→ Data extract
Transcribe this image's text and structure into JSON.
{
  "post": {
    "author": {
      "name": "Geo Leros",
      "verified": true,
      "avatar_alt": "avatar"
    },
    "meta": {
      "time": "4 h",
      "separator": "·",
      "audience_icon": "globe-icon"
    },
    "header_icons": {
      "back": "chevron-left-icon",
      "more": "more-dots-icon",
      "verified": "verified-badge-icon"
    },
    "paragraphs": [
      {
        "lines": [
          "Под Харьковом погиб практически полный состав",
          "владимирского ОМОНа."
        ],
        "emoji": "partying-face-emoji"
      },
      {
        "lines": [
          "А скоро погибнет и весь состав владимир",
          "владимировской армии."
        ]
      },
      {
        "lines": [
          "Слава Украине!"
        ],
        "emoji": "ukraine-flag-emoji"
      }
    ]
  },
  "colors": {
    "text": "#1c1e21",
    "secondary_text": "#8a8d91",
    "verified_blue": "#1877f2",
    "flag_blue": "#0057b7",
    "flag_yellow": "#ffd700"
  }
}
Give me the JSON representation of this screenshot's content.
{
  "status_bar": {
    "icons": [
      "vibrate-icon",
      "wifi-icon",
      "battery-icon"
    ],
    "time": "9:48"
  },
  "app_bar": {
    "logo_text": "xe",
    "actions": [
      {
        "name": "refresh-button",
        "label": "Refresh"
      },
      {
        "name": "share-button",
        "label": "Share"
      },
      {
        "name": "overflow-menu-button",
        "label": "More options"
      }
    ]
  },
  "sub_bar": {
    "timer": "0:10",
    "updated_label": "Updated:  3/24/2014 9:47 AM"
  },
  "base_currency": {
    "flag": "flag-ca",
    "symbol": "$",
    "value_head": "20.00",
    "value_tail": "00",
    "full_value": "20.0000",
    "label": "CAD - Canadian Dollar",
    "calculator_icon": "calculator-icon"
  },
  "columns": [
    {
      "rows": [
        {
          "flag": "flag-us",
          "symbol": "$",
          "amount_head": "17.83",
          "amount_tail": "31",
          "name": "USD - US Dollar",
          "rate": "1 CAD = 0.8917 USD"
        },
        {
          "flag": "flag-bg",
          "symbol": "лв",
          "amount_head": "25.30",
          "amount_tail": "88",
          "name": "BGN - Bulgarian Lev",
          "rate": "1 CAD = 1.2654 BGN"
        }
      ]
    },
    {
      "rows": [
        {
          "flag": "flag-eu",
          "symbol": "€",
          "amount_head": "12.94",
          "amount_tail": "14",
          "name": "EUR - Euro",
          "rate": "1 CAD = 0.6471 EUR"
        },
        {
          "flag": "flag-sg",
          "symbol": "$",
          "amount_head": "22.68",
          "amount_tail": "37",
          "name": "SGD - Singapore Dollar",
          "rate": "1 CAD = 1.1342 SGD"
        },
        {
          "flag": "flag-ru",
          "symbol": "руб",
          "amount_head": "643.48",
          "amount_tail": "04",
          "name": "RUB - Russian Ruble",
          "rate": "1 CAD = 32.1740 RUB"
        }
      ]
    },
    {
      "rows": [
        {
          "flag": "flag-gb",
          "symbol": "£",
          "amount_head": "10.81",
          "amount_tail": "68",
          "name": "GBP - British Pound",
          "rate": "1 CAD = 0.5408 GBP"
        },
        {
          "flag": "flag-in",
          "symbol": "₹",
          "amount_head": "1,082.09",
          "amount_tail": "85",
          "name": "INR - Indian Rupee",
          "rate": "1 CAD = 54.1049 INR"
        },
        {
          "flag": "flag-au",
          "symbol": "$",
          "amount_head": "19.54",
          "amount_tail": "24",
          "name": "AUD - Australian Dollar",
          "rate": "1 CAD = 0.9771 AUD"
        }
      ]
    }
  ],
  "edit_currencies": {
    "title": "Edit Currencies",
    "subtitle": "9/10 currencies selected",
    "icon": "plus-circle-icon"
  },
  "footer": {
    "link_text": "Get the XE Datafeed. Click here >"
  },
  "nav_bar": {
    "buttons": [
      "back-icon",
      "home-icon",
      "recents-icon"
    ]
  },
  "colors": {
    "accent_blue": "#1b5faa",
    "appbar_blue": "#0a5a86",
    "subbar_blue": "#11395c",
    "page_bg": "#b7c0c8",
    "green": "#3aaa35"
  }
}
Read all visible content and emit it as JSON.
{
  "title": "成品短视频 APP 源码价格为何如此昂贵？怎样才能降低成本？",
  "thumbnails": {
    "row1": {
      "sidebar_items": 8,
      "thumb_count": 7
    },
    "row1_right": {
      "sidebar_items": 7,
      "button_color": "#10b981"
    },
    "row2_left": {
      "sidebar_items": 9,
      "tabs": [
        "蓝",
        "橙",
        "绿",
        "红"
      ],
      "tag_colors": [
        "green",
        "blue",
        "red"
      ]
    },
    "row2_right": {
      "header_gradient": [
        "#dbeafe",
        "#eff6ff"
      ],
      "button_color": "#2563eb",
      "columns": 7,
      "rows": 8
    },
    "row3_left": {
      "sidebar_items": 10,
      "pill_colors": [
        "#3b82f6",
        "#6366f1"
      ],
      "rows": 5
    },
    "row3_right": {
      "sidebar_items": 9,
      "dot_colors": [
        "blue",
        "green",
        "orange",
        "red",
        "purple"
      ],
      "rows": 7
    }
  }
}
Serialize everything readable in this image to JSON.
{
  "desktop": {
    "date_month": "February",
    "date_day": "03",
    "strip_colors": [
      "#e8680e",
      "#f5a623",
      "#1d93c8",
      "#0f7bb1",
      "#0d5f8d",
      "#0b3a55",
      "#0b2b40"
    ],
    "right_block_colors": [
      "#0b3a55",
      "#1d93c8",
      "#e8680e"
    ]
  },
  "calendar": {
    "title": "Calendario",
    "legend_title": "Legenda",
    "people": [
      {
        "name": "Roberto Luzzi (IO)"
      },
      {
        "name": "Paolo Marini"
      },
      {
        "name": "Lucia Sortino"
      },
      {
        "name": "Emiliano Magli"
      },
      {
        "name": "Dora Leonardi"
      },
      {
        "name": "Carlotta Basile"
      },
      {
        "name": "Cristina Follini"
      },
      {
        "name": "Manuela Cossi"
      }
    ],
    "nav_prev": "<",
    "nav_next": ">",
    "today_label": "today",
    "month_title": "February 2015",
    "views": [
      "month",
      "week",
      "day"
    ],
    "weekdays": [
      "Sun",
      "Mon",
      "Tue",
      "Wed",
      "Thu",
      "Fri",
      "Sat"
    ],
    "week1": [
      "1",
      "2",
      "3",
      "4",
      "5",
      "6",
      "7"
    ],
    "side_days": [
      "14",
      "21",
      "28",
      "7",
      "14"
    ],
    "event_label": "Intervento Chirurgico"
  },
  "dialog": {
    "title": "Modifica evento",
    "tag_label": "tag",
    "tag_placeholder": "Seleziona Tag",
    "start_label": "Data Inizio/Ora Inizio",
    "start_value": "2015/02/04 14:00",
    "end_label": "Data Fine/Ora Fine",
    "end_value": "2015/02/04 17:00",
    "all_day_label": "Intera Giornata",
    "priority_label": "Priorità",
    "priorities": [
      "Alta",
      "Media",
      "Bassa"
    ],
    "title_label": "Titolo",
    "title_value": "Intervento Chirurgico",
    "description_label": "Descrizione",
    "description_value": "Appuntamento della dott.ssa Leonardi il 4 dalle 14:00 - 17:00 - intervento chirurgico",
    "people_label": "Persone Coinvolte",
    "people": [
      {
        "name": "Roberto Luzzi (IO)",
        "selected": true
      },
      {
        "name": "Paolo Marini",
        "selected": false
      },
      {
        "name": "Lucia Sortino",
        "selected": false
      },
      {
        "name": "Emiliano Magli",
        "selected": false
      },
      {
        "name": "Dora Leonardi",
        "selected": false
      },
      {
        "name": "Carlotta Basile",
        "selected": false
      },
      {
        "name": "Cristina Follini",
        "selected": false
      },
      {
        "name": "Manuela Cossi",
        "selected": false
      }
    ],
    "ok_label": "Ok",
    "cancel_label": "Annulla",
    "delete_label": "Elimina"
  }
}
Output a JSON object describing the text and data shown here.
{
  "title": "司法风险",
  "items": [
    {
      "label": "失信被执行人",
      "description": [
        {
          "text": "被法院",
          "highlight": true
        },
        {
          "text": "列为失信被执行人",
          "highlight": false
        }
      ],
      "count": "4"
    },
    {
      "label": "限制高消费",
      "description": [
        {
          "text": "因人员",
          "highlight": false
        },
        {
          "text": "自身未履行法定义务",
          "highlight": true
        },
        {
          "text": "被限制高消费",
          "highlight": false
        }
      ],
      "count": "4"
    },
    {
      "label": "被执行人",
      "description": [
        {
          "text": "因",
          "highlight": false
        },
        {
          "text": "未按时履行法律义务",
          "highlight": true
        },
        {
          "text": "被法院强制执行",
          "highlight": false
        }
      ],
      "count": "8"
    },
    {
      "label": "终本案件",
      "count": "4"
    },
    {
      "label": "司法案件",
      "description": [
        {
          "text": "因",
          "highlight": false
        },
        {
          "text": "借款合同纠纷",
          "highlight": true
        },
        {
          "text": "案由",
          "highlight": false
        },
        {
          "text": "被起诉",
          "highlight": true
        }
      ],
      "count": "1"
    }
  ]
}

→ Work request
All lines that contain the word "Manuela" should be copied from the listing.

→ Written answer
        "name": "Manuela Cossi"
        "name": "Manuela Cossi",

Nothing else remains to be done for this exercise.